Yesterday, 10 protesters were arrested for participating in a peaceful civil disobedience during the #FreeOurFuture Day of Action in downtown San Diego. The action was intended to send the message that people around the nation are demanding the abolition of Immigration and Customs Enforcement agency (ICE) and the against the criminalization of migrants by the Department of Justice (DOJ).
The charges filed against them are of felony conspiracy, felony burglary, misdemeanor trespassing, and misdemeanor obstruction of justice and given each protester $50-60,000 bonds. The 10 were arrested across the street from the Edward J. Schwartz Federal Building, where the DOJ is set to begin an operation next week of mass trials and convictions of immigrants arriving at the border.
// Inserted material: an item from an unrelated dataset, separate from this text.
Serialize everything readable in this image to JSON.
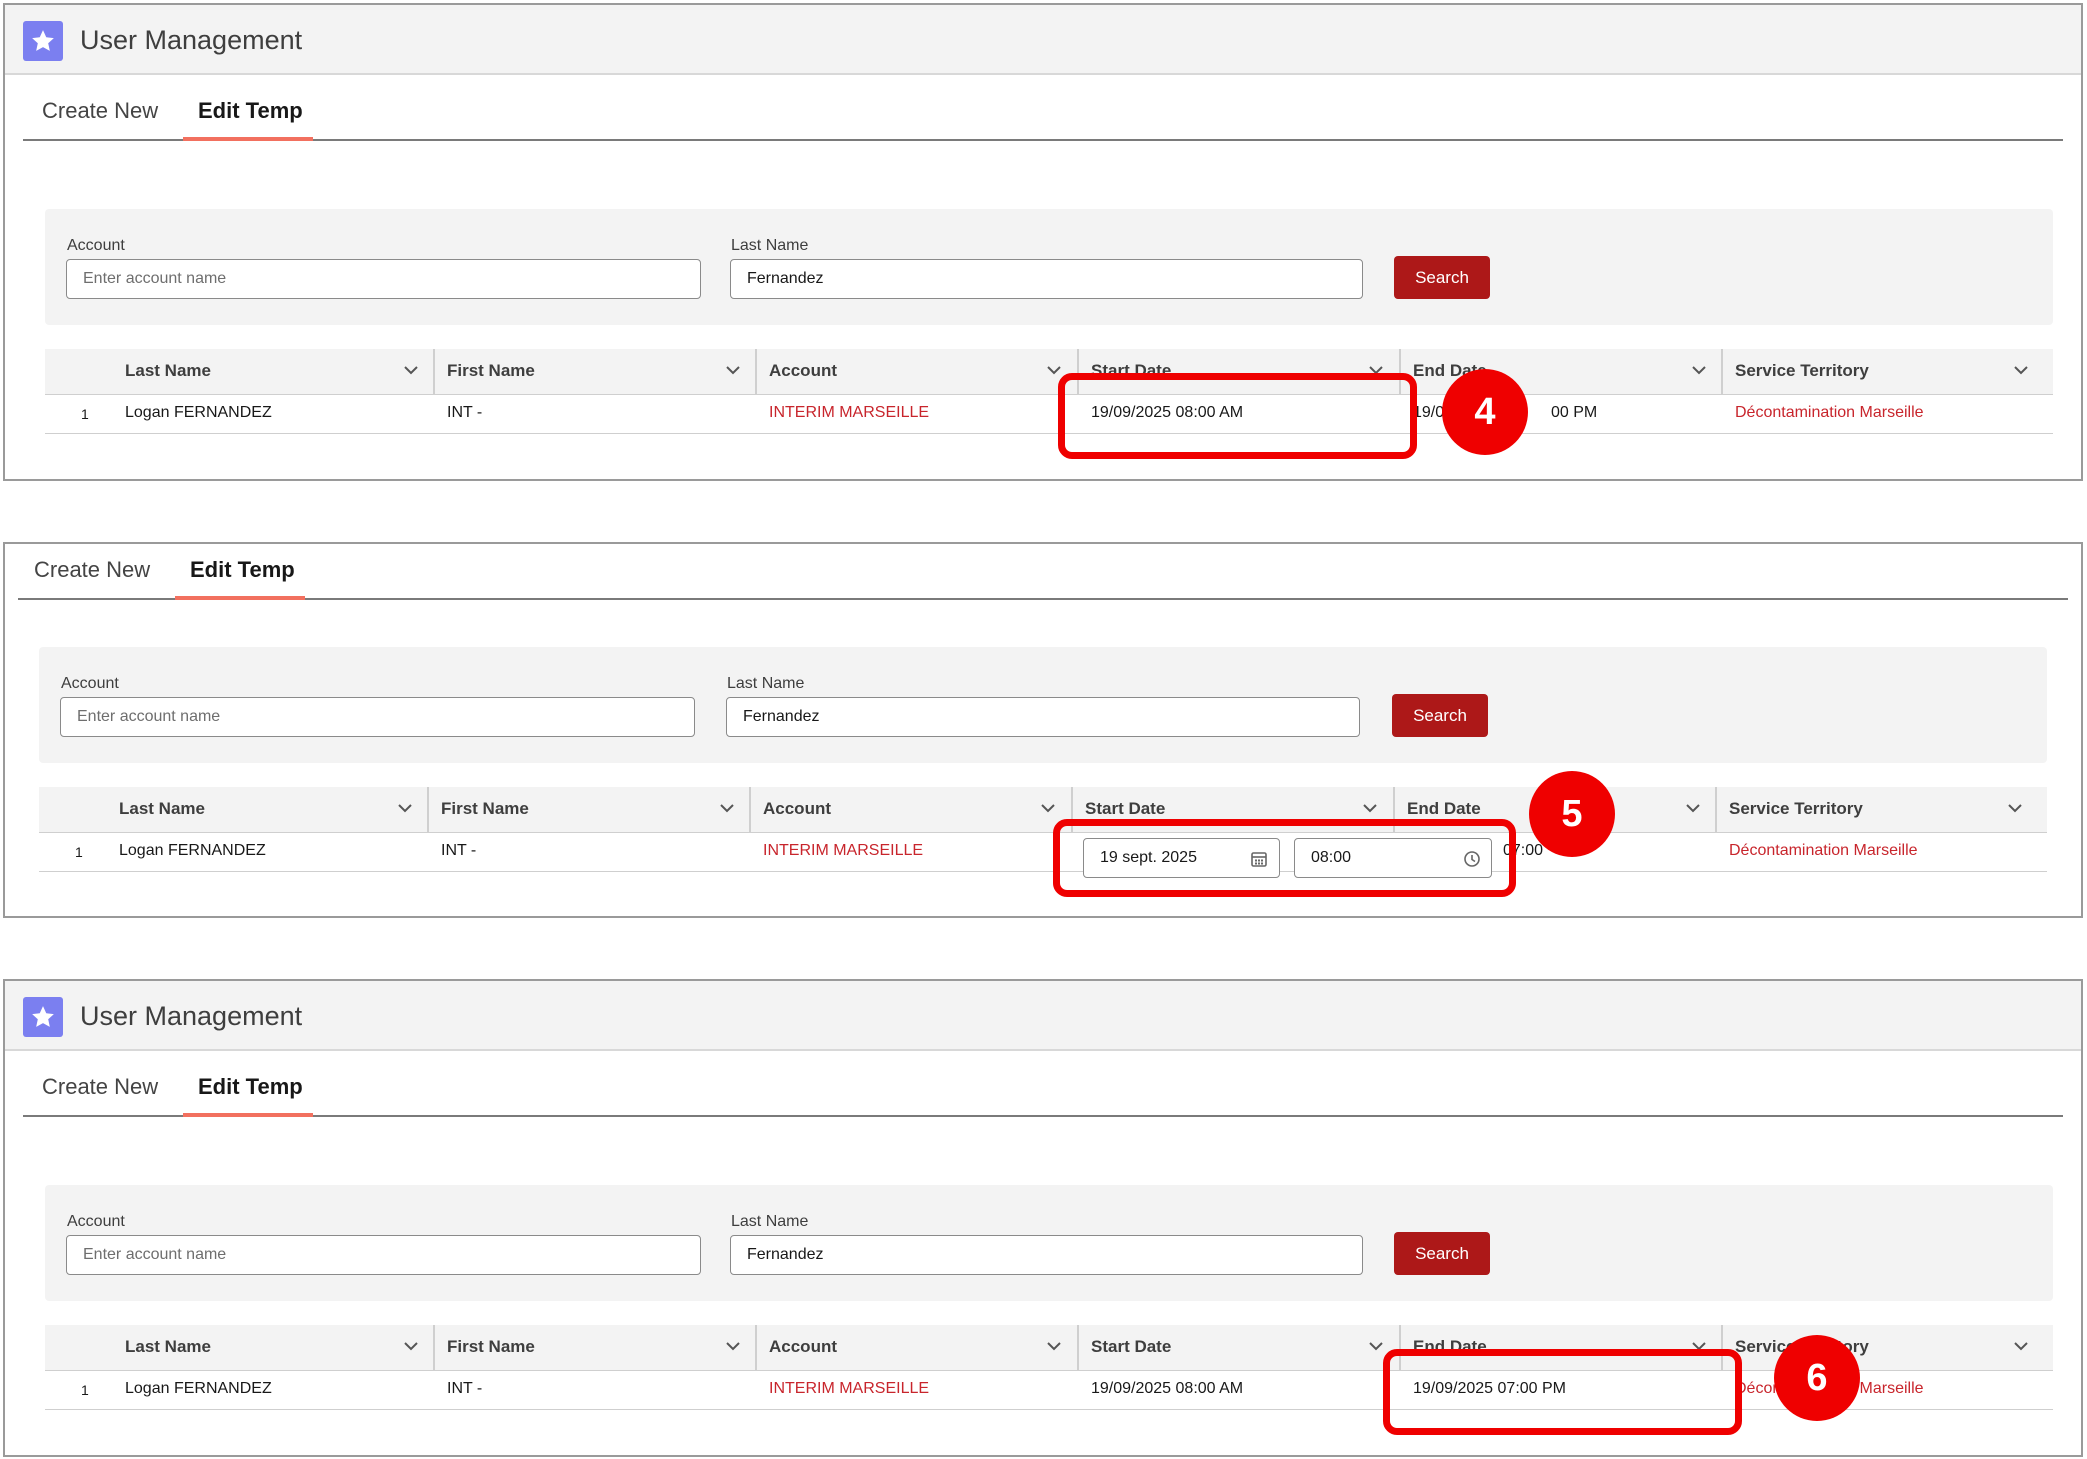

They were part of a mass mobilization organized by Mijente, with the slogan “Free Our Future.”
Mijente director, Marisa Franco, released the following statements about the charges:
“The attacks our communities are facing from the Trump administration require that we fight back in every way, sometimes putting our bodies on the line for what we believe is right. That is what those 10 protesters arrested yesterday did. Their actions forced a spotlight not just on the Trump administration in Washington, but on the judges and officials right here in San Diego holding mass trials of immigrants, trials that will happen right acrros the street from the very building the protesters were arrested in.
The charges against them are extreme and cannot be read as anything other than an attempt to discourage protest. We call for the charges to be dropped against all the protestors, who were exercising their right to speak out against the atrocities committed by the Trump administration and Jeff Sessions.”
San Diego was chosen as the site for the mobilization due to the return of Operation Streamline to the city, slated for July 9th. Under Operation Streamline more people will be criminally prosecuted under Sessions’ “Zero Tolerance” policy. Operation Streamline is a federal strategy of mass hearings and mass imprisonment where immigrants are put into a courtroom, shackled at their hands and ankles, and convicted in groups of up to 70 people at a time, rather than getting individual hearings. At these hearings, immigrants with undocumented status face up to 20 years in prison for entering or returning to the country.
For press inquiries, contact Monica Trevino: 773-573-8667.